Sunday, October 18, 2009

meu coração esta radiante

after two weeks i'm settling into things and feeling less and less like an outsider. the landing has been a bit bumpy (sharing one room/bathroom with six boys and all...) but the rhythm of my life seems to have adapted quite effortlessly. read on to sample a slice of daily life here in rio de janeiro.

every day i take a 15min walk down the cobblestone hill of santa teresa, and if i'm buying groceries, i take a ride up on the back of a moto taxi. the other day i walked up and accidentally stepped inside a hippie art atelier while admiring the graffiti across the street. here, gorki (a peruvian artist and former andes tour-guide) and antonio (a middle-aged brazilian smoking a joint and wearing bob marley board shorts) make me a custom-made pair of leather sandals, cut exactly to my foot, and give me a run-down on the inner-workings of our universe through a hand-made, 3-D mandala. it cost me $25. winding my way back home i stop to watch the two stray puppies playing behind the fence, when suddenly i look beyond them to see one of the most spectacular views of rio.

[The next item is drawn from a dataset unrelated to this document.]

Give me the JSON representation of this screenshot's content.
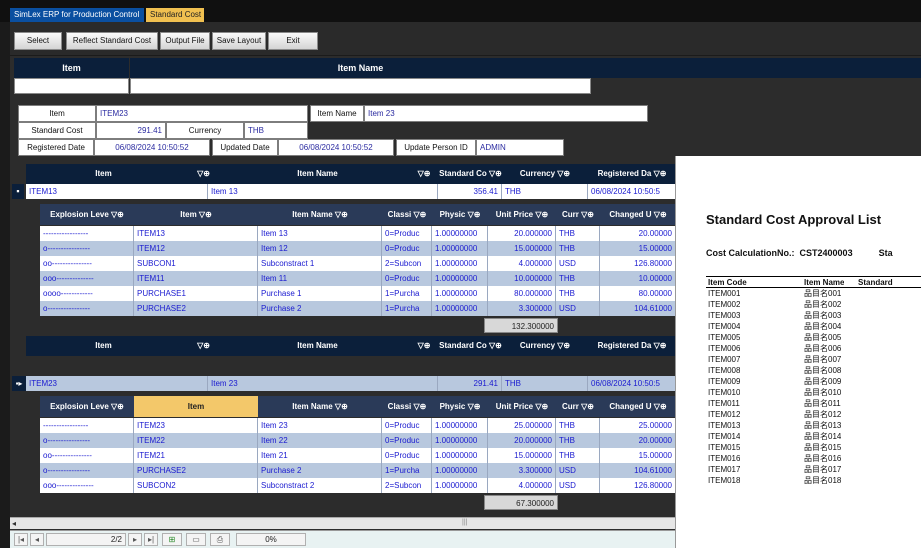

night falls and here i am, walking down the street in lapa, through an absurd mix of people, buying caipirinhas from the street vendors, swimming in the sounds of live music on every corner, kissing each other like their lives depended on it. here come the transsexuals and their unbelieveably altered bodies, and just there lies a man face down in the street with no shoes. i don't know if he's alive. but the crowd keeps moving.

the next day those streets are empty. but hoards gather in the countless snack shops to drink large bottles of beer out of a glass and watch flamengo KILL sao paulo! the men scream and cheer, and the whole room collectively groans in pain when their keeper can't stop the goal. and the beggars move down the line, some selling peanuts, others just asking for change for their babies.

when the rain stops, my friends and i go to the beach. the beach! sand like sugar, coconuts to drink, beautiful people playing volleyball, beautiful people glistening in the sun, beautiful people swimming and walking along the crazy blue water. did i mention the beautiful people? and in the middle of the street running along the boardwalk sits a crippled man, shaking a cup that holds a few coins; all he has in the world. he tries to crawl forward but can't. he tries to speak but can't. i try to figure out what to do, but i can't.

walking through this city moves me to tears. at times my head seems to block out everything- i don't recognize a single word, my preternatural sense of direction fails me and i can't help but feel lost. but i keep walking. and suddenly i see hear smell taste this city and my body lights up. that fear and uncertainty and love just tumble out of me.

moving to a new place is just like anything- after a period of time, the new car smell wears off; the noises lose their charm. the smells stop being novel and start becoming offensive. the endless gropes and kisses of the boys in the clubs (and bars, and samba rehearsals) only serve to remind me of the fact that i'm a gringa.

but this city takes my breath away.

the impulse for writing this most recent entry was not the latest brazilian make-out session or beautiful beach day. perfect moments abound here; it's the dark moments that give this city its intensity and really keep my head spinning. war has broken out between the favelas and the police. people are dying. children are playing in the street. music is everywhere. people stop to drink fresh juice on the corners, and new friends open their arms and their homes to strangers every day. it's amazing to think that in a city of so much poverty and struggle and chaos, life can be so magnificent. i guess when you're living in the unknown every day, life truly becomes miraculous.

Monday, October 5, 2009

e a minha casa

my host's name is cornelius. he and his nephew, elias, wander around casa aurea all day, smoking cigarettes and, when the time dictates, drinking beer to feed their age-appropriate beer bellies, speaking an anglo-saxon-intoned portuguese. their german-by-birth, baritone voices fill the air with an audible expression of the city's strangeness. rio is beautiful. it's ugly. it's awkward and dirty and so awesome. and i really haven't seen much of it at all. what i have seen is grafitti and favelas that are more beautiful than the civic buildings.
what i've heard are gunshots from the neighboring police shooting range. or was it the favela?
what i've smelled is big city smells. exhaust. garbage. urine.
and what i've felt is a breeze so cool and sweet i thought i'd float away on my guesthouse hammock...
i don't think there's another country in the world that could affect me like brazil. i hear the language somewhere other than my brain. i understand it somehow, even though i struggle to speak.
i'm struggling to do a lot. but this is where i'm supposed to be. this is where i chose to be. and this is what i knew was coming. moving to another country is "exciting" and "glamorous" and really uncomfortable.
i'll continue asking my roommate how his day was until he looks me in the eye and smiles. i'll keep thinking up questions to ask leida and rose until the words actually come out of my mouth in portuguese. and i'll keep trying something new every day until i know which bus takes me to work, which shop has the best salgadinhos and which corner to avoid. this is my city.
thank god i have six months...